<<<<
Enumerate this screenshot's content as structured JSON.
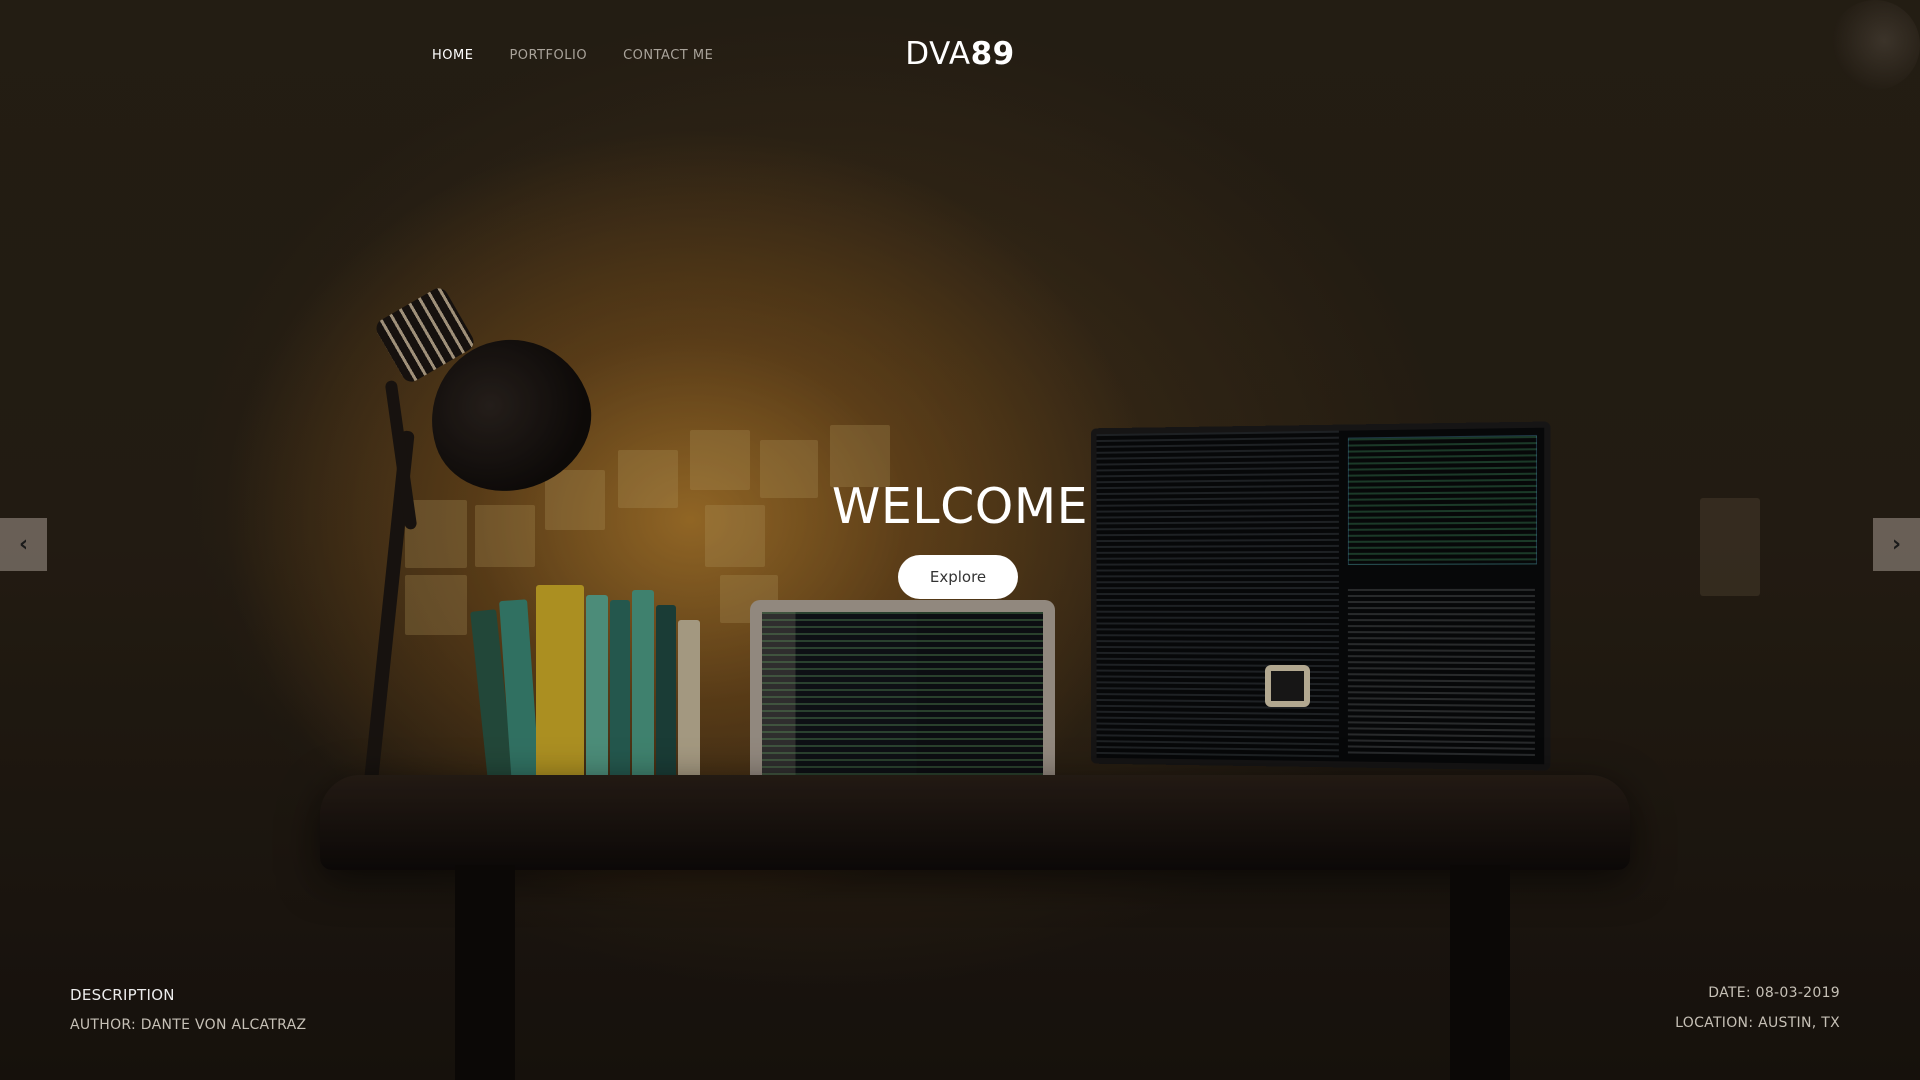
{
  "nav": {
    "items": [
      {
        "label": "HOME",
        "active": true
      },
      {
        "label": "PORTFOLIO",
        "active": false
      },
      {
        "label": "CONTACT ME",
        "active": false
      }
    ]
  },
  "brand": {
    "light": "DVA",
    "bold": "89"
  },
  "hero": {
    "title": "WELCOME",
    "button_label": "Explore"
  },
  "carousel": {
    "prev_icon": "chevron-left-icon",
    "next_icon": "chevron-right-icon",
    "prev_glyph": "‹",
    "next_glyph": "›"
  },
  "meta": {
    "description_label": "DESCRIPTION",
    "author": "AUTHOR: DANTE VON ALCATRAZ",
    "date": "DATE: 08-03-2019",
    "location": "LOCATION: AUSTIN, TX"
  },
  "colors": {
    "text_primary": "#ffffff",
    "nav_inactive": "#a9a39a",
    "button_bg": "#ffffff",
    "button_text": "#333333"
  }
}
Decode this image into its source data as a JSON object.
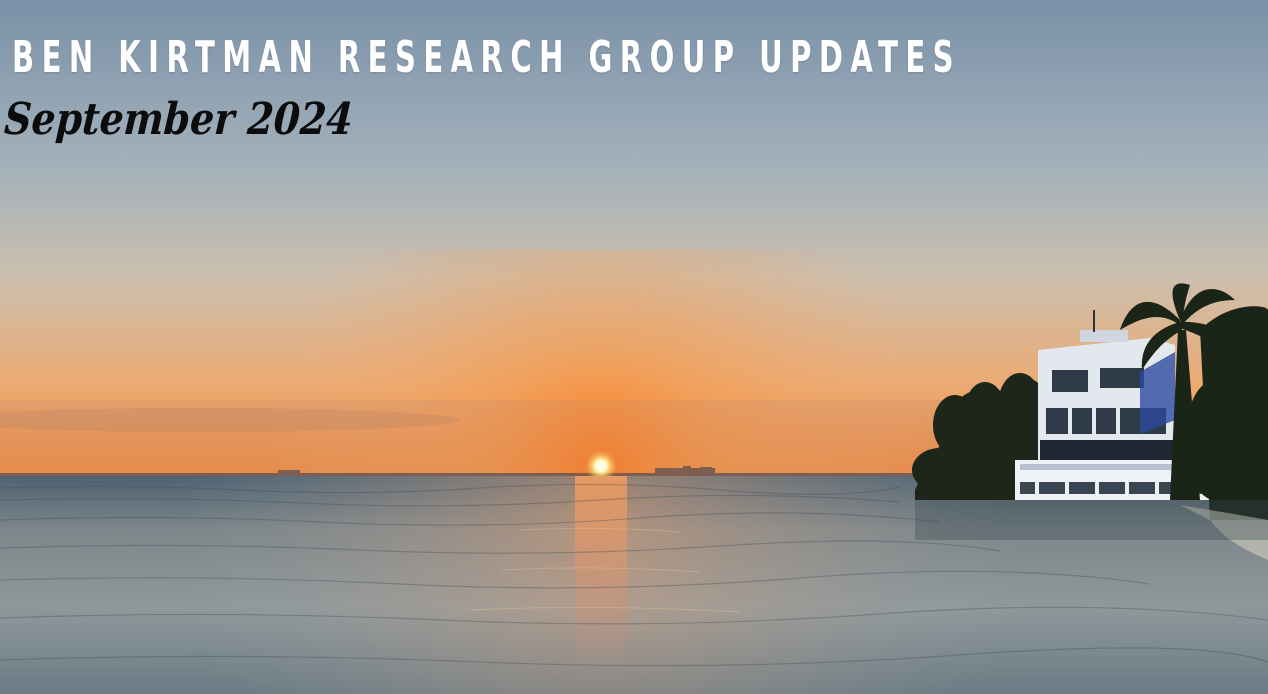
{
  "banner": {
    "headline": "BEN KIRTMAN RESEARCH GROUP UPDATES",
    "subtitle": "September 2024"
  },
  "photo": {
    "subject": "sunset-over-bay",
    "colors": {
      "sky_top": "#7f95ab",
      "sky_mid": "#b8bfc0",
      "sky_low": "#e8ad7a",
      "horizon_glow": "#f07a2e",
      "sun": "#fff3b0",
      "water_deep": "#455a69",
      "water_light": "#9fa9ad",
      "reflection": "#e88a50",
      "silhouette": "#1f2a1c",
      "building": "#e7ecf2"
    }
  }
}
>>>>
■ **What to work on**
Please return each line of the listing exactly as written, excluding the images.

■ **Solution to this problem**
Enumerate this screenshot's content as structured JSON.
{
  "nav": {
    "items": [
      {
        "label": "HOME",
        "active": true
      },
      {
        "label": "PORTFOLIO",
        "active": false
      },
      {
        "label": "CONTACT ME",
        "active": false
      }
    ]
  },
  "brand": {
    "light": "DVA",
    "bold": "89"
  },
  "hero": {
    "title": "WELCOME",
    "button_label": "Explore"
  },
  "carousel": {
    "prev_icon": "chevron-left-icon",
    "next_icon": "chevron-right-icon",
    "prev_glyph": "‹",
    "next_glyph": "›"
  },
  "meta": {
    "description_label": "DESCRIPTION",
    "author": "AUTHOR: DANTE VON ALCATRAZ",
    "date": "DATE: 08-03-2019",
    "location": "LOCATION: AUSTIN, TX"
  },
  "colors": {
    "text_primary": "#ffffff",
    "nav_inactive": "#a9a39a",
    "button_bg": "#ffffff",
    "button_text": "#333333"
  }
}
Decode this image into its source data as a JSON object.
{
  "banner": {
    "headline": "BEN KIRTMAN RESEARCH GROUP UPDATES",
    "subtitle": "September 2024"
  },
  "photo": {
    "subject": "sunset-over-bay",
    "colors": {
      "sky_top": "#7f95ab",
      "sky_mid": "#b8bfc0",
      "sky_low": "#e8ad7a",
      "horizon_glow": "#f07a2e",
      "sun": "#fff3b0",
      "water_deep": "#455a69",
      "water_light": "#9fa9ad",
      "reflection": "#e88a50",
      "silhouette": "#1f2a1c",
      "building": "#e7ecf2"
    }
  }
}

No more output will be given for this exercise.